A pair of donkeys in need of urgent veterinary care, who were found wandering loose on a Cumbrian mountain road, have been rescued by international animal welfare charity, The Donkey Sanctuary.
Daisy and Thistle were spotted by motorists passing through the Lake District National Park, home to some of England’s highest mountains, in May 2020.
The donkeys who had severely overgrown hooves and bold patches on their coats, were walking along the side of a mountain in the Langdale area of the park.
Twelve-year-old Daisy and eleven-year-old Thistle had access to the whole of Wrynose Fell. Without intervention, the donkeys could have become stranded if they wandered too far into the mountain’s high peaks and steep slopes.
Following a call from a concerned member of the public, Donkey Welfare Adviser, Adele Crompton travelled to the mountainside with an RSPCA inspector, a vet and two officers from Cumbria Police.

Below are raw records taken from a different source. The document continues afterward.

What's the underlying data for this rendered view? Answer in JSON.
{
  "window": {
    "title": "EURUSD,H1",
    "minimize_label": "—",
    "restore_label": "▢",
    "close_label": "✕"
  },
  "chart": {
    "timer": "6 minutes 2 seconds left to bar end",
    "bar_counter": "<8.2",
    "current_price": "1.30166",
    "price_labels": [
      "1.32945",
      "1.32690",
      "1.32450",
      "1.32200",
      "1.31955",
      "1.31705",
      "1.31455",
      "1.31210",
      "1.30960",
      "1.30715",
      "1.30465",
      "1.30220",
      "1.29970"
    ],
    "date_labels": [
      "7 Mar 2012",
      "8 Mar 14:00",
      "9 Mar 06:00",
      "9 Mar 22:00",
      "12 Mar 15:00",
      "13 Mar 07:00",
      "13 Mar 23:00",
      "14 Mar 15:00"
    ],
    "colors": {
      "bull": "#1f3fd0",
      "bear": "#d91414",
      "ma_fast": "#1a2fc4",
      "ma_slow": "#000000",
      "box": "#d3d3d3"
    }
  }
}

On closer inspection, the Donkey Welfare Adviser could see the donkeys needed urgent veterinary care. Their hooves were misshapen and twisted, indicating they had not seen a farrier for quite some time. Their coats were in poor condition, with missing patches of hair leaving their delicate skin exposed to the sun.
Adele said: “Once they were safely caught, I could see that their feet were very badly twisted, which would have caused them considerable discomfort. They were clearly struggling to walk.
“It was good thing we were able to step in when we did. The road they were on had several blind bends, and there is a chance that they could have been involved in a traffic collision.
“It would have been a tragedy for not just the donkeys, but for any motorist who saw them too late.”
The RSPCA and the police made contact with Daisy and Thistle’s owner; they agreed for the donkeys to be relinquished into the care of The Donkey Sanctuary.
After arriving into the care of The Donkey Sanctuary, Daisy and Thistle received expert veterinary care, including dental work and farrier attention to their feet. They have since settled into their new environment quickly and have made good progress on their road to recovery.
Sally Bamforth, Donkey Welfare Adviser at The Donkey Sanctuary said: “Daisy and Thistle have continued to do well. The condition of their coats and hooves have considerably improved.
“We are awaiting further assessment to see whether the damage sustained to their hooves is long term, or has improved to an extent where they may be eligible for our Rehoming Scheme.
“They have enjoyed being handled and receiving daily attention, and they are looking towards a much rosier future.”
The Donkey Sanctuary is a global leader for equine welfare, research and veterinary care. The charity operates programmes worldwide for animals working in agriculture, industry and transportation.
For interviews, images and information please contact The Donkey Sanctuary press office on 01395 573124 or 07970 927778 (including out of hours) or send an email.
The Donkey Sanctuary is the world's largest equine welfare charity. Our vision is a world where donkeys and mules live free from suffering and their contribution to humanity is fully valued. We run 10 sanctuaries around the UK and Europe, giving lifelong care to more than 7,000 donkeys and mules. Our hospital treats sick donkeys and trains vets both nationwide and worldwide. Our donkey-facilitated learning programme helps vulnerable children and adults develop life skills by connecting with donkeys on an emotional and physical level. The charity operates programmes worldwide for animals working in agriculture, industry and transportation, and those used in the production of meat and skin.
Please note that the name ‘The Donkey Sanctuary’ should not be abbreviated to ‘Donkey Sanctuary’, and the word ‘The’ should always appear with a capital ‘T’ as above.